ACTIVITY → Whenever a line of the material contains the string "text", it should be copied.

====================

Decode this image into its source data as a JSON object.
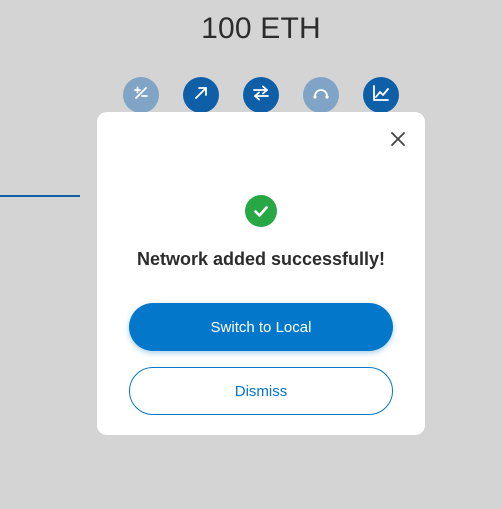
{
  "wallet": {
    "balance": "100 ETH"
  },
  "actions": [
    {
      "name": "buy-sell",
      "icon": "plus-minus-icon",
      "enabled": false
    },
    {
      "name": "send",
      "icon": "arrow-up-right-icon",
      "enabled": true
    },
    {
      "name": "swap",
      "icon": "swap-arrows-icon",
      "enabled": true
    },
    {
      "name": "bridge",
      "icon": "bridge-icon",
      "enabled": false
    },
    {
      "name": "portfolio",
      "icon": "chart-line-icon",
      "enabled": true
    }
  ],
  "modal": {
    "title": "Network added successfully!",
    "primary_button": "Switch to Local",
    "secondary_button": "Dismiss",
    "close_icon": "close-icon",
    "success_icon": "check-circle-icon"
  },
  "colors": {
    "background": "#d4d4d4",
    "brand_blue": "#0377ca",
    "dark_blue": "#0f5fa8",
    "disabled_blue": "#7fa4c6",
    "success_green": "#28a745",
    "text": "#2c2c2c"
  }
}
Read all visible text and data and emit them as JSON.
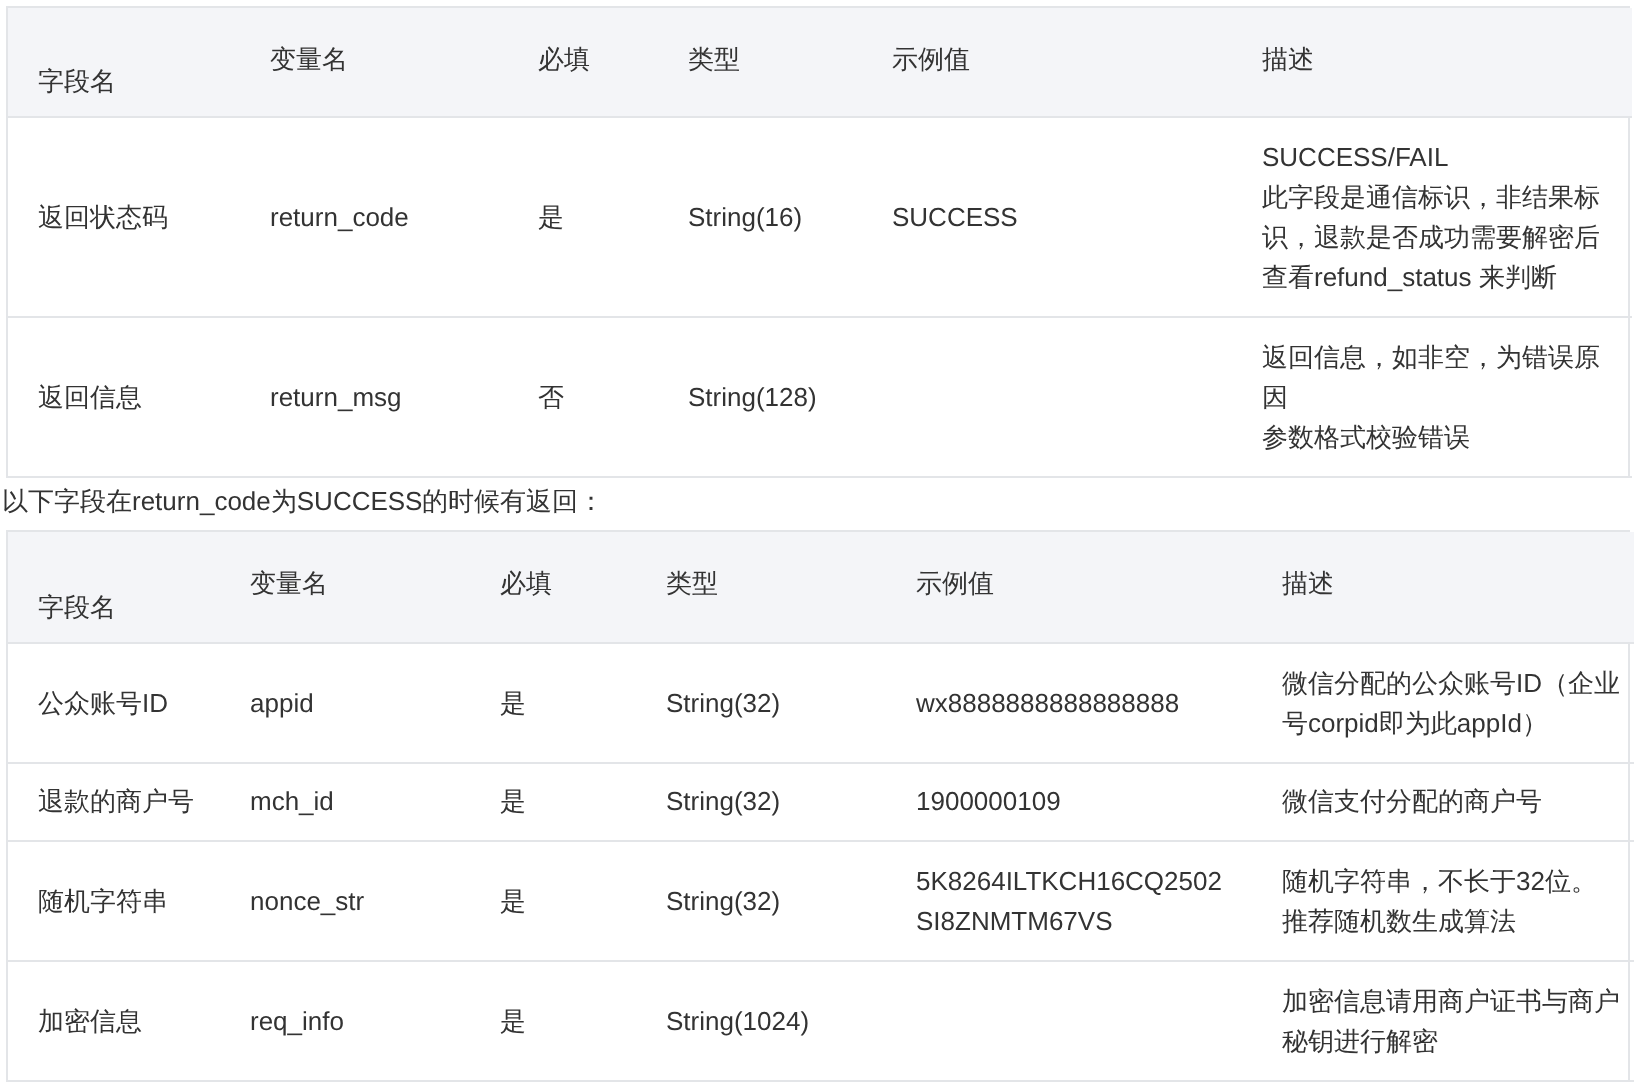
{
  "tables": [
    {
      "columns": [
        "字段名",
        "变量名",
        "必填",
        "类型",
        "示例值",
        "描述"
      ],
      "rows": [
        {
          "cells": [
            [
              "返回状态码"
            ],
            [
              "return_code"
            ],
            [
              "是"
            ],
            [
              "String(16)"
            ],
            [
              "SUCCESS"
            ],
            [
              "SUCCESS/FAIL",
              "此字段是通信标识，非结果标",
              "识，退款是否成功需要解密后",
              "查看refund_status 来判断"
            ]
          ]
        },
        {
          "cells": [
            [
              "返回信息"
            ],
            [
              "return_msg"
            ],
            [
              "否"
            ],
            [
              "String(128)"
            ],
            [],
            [
              "返回信息，如非空，为错误原",
              "因",
              "参数格式校验错误"
            ]
          ]
        }
      ]
    },
    {
      "caption": "以下字段在return_code为SUCCESS的时候有返回：",
      "columns": [
        "字段名",
        "变量名",
        "必填",
        "类型",
        "示例值",
        "描述"
      ],
      "rows": [
        {
          "cells": [
            [
              "公众账号ID"
            ],
            [
              "appid"
            ],
            [
              "是"
            ],
            [
              "String(32)"
            ],
            [
              "wx8888888888888888"
            ],
            [
              "微信分配的公众账号ID（企业",
              "号corpid即为此appId）"
            ]
          ]
        },
        {
          "cells": [
            [
              "退款的商户号"
            ],
            [
              "mch_id"
            ],
            [
              "是"
            ],
            [
              "String(32)"
            ],
            [
              "1900000109"
            ],
            [
              "微信支付分配的商户号"
            ]
          ]
        },
        {
          "cells": [
            [
              "随机字符串"
            ],
            [
              "nonce_str"
            ],
            [
              "是"
            ],
            [
              "String(32)"
            ],
            [
              "5K8264ILTKCH16CQ2502",
              "SI8ZNMTM67VS"
            ],
            [
              "随机字符串，不长于32位。",
              "推荐随机数生成算法"
            ]
          ]
        },
        {
          "cells": [
            [
              "加密信息"
            ],
            [
              "req_info"
            ],
            [
              "是"
            ],
            [
              "String(1024)"
            ],
            [],
            [
              "加密信息请用商户证书与商户",
              "秘钥进行解密"
            ]
          ]
        }
      ]
    }
  ]
}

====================

REPLY TO THE TASK →
    "text": "#2c2c2c"
Read all visible text and data and emit them as JSON.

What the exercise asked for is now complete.